- A Millennial Impact: At 27 percent, millennials comprise the largest sector of the population They are well-connected, and their buying habits reflect that. Many millennials buy local, and by “local,” Treadwell means buying via local farm-finder apps and Internet orders directly from farms. Thus, expect an increasingly dynamic market that attempts to respond to consumer demands via e-trade, Treadwell said. email@example.com, 352-273-4775.
- Oysters: Florida oysters from Apalachicola Bay were celebrated throughout the region until the fishery collapsed in 2012. Recent work to promote off-bottom farming of the popular bivalve is helping oysters from Florida make a comeback. More than 100 growers have invested in the new grow-out techniques, which use bags suspended in the water column instead of harvesting from naturally occurring reefs. Initial results are promising and could mean that Florida oysters will once again assume their role as a favorite Florida seafood. For more information on Florida oysters and other shellfish, contact Leslie Sturmer, UF/IFAS Sea Grant shellfish aquaculture specialist, at Lnst@ufl.edu, 352-543-5057.
By: Brad Buck, 813-757-2224, firstname.lastname@example.org; 352-875-2641 (cell)

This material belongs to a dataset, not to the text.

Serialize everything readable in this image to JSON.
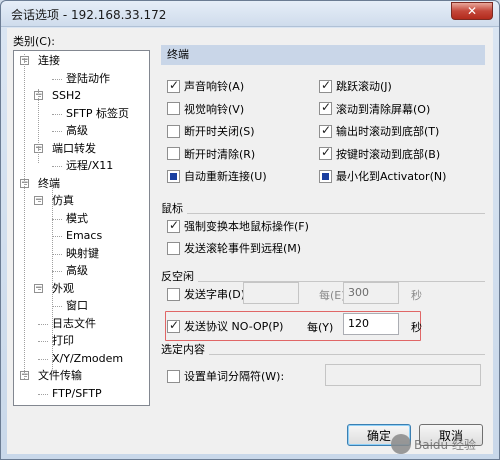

The mission of the University of Florida Institute of Food and Agricultural Sciences is to develop knowledge relevant to agricultural, human and natural resources and to make that knowledge available to sustain and enhance the quality of human life. With more than a dozen research facilities, 67 county Extension offices, and award-winning students and faculty in the UF College of Agricultural and Life Sciences, UF/IFAS works to bring science-based solutions to the state’s agricultural and natural resources industries, and all Florida residents. Visit the UF/IFAS web site at ifas.ufl.edu and follow us on social media at @UF_IFAS.